It wasn’t long ago that Symbian was the only mobile software dealing with an inordinate number of security problems, due to its popularity. But now that Android and iOS have started to dominate the marketplace, the number of mobile threats impacting consumers and enterprise users around the globe has skyrocketed. What’s worse, the threats mobile device users face arebecoming more sophisticated by the day, which is also increasing the amount a damage and cost of a mobile device security breach.
But even with those troubles, consumers and even some corporate IT executives don’t seem to be all that knowledgeable about the threats they face. Mobile security woes are still in their infancy, and the vast majority of consumers and enterprise users place much of their focus on the desktop, where spam, phishing scams and malware have been a part of their lives for years.
The time has come, however, for mobile device users to shift their focus. Cyber-criminals around the world are turning to smartphones and tablets to exploit personal information for their own gain. And they will stop at nothing to achieve their goals. Therefore, the only defense is knowledge and vigilance.

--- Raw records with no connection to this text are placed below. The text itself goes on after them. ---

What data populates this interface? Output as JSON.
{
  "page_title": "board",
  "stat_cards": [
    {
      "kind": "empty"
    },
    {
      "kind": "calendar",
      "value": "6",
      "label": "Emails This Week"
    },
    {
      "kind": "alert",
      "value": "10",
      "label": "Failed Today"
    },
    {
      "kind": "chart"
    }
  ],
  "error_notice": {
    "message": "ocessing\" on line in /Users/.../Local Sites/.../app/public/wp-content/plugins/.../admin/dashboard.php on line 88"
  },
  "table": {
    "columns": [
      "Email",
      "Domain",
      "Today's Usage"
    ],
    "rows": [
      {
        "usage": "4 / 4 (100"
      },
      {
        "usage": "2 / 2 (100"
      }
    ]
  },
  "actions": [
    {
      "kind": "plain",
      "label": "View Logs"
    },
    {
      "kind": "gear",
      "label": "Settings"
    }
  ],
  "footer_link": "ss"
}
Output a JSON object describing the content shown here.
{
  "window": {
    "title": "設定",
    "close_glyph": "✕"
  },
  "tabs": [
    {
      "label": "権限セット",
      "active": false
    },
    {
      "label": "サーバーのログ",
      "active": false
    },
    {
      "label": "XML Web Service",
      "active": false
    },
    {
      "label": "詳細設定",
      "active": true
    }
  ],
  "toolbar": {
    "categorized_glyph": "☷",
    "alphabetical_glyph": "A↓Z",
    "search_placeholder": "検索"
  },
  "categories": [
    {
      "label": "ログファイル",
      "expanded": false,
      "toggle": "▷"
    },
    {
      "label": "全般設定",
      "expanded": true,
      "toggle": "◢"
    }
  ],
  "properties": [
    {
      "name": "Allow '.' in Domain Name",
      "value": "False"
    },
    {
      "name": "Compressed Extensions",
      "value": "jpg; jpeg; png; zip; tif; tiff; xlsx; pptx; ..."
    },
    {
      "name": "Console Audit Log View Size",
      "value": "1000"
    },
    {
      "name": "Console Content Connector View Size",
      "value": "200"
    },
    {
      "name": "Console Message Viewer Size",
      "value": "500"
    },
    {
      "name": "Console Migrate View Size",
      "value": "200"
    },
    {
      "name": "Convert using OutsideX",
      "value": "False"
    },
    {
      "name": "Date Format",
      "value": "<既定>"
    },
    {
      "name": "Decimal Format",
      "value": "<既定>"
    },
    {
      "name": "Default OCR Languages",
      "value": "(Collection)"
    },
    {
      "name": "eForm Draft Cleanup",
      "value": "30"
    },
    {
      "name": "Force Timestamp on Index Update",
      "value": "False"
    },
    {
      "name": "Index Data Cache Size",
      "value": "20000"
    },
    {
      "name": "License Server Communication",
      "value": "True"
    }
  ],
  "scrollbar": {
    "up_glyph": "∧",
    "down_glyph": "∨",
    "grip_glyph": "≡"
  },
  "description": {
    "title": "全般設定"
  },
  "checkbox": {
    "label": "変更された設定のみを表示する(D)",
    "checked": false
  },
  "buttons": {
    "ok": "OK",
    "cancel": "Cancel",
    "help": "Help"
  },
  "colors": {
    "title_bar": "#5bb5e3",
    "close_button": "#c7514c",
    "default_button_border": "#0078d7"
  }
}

Read on to find out about the many important things to know related to smartphone and tablet security.
1. Android is a nightmare
Android is quickly becoming the top destination for cyber-criminals for two main reasons: It’s popular and there aren’t enough checks in place to safeguard the operating system. In fact, adding an application to the Android Market is as simple as signing up as a developer and making it available. Before Google has a chance to remove a bad app, tens of thousands of devices could be infected.It’s a serious problem.
2. The threats are on the rise
Mobile security threats are getting worse. Android malware samples alone are up 472 percent in the second half of this year. What’s more, cyber-criminals are also targeting iOS, Symbian and other operating systems. Malware creators are seeing real opportunities on the mobile front, and it’s time we acknowledge that.
3. Apps can be a problem
As noted,Android applications can be filled with security problems. But it’s not just Android. Even iOS- and BlackBerry-based applications can cause security issues if they’re improperly protected or include links to malicious Websites. As the popularity of mobile applications continues to soar, expect security woes to increase with it.
4. Users are making themselves insecure
Mobile device users are partly to blame for the security woes impacting the globe right now. Consumers are surfing to unsafe sites, downloading applications without verifying their sources, and generally engaging in behavior that exposes them to malware and fraud. It’s about time they start thinking about security first-and smartphone fun second.
IT Managers Get Strict About Mobile Device Security
5. Privacy is practically nonexistent
Whenever one talks about security, they must also consider privacy. In the mobile market, it’s clear, especially in light of the recent Carrier IQ controversy, that privacy doesn’t exist. If consumers use their smartphones and tablets with care and take action to protect themselves, there is less chance they will suffer a personal data beach even if they’re attacked by malware.
6. iOS might come into the crosshairs
Android is currently the top destination for mobile malware, but in the coming years, it’s quite likely thatiOS will become an increasingly popular target for cyber-criminals. After all, iPhone and iPad sales are skyrocketing and Apple’s mobile market share is still quite strong. Cyber-criminals are after revenue, and they can generate that on iOS.
7. It’s not just software-based
Talk of security in the mobile market typically revolves around software problems. However, it’s important for product owners to know that simply having the devices can cause security issues. Is the respective smartphone or tablet password-protected? Has it been left unattended? Did someone steal it? Those threats are real, and they can result in a serious breach of security.
8. Flash really is a threat
Adobe’s decision to ditch plans to offerFlash in the mobile market is a good one. Whether or not Apple haters like to admit it, Steve Jobs was right when he said Adobe’s platform is a yawning security hole on the desktop. It is an equally worrisome security threat in the mobile space. Luckily, Flash won’t be around much longer, but until it’s eradicated from the mobile market, consider it a potential security threat.
9. The bad people are watching-everything
More recently, research firms have been looking at the ways in which scammers are accessing mobile devices. Not surprisingly, they’re peering into sent text messages and the phone numbers that are dialed. They reason that by accessing that information, they might be able to get sensitive data or, even better, personal information that can be used when trying to steal money from someone. The cyber-criminals are watching everything. Keep that in mind.
10. Expect the IT department to react
All these threats surrounding mobile devices are forcing the IT departments at companies around the globe to set strict mobile device policies. IT executives are limiting phone and tablet selections, banning employees from downloading applications, and even monitoring devices to ensure they’re not engaging in insecure activities. It’s unfortunate, but to stay safe today, constant control and surveillance is important.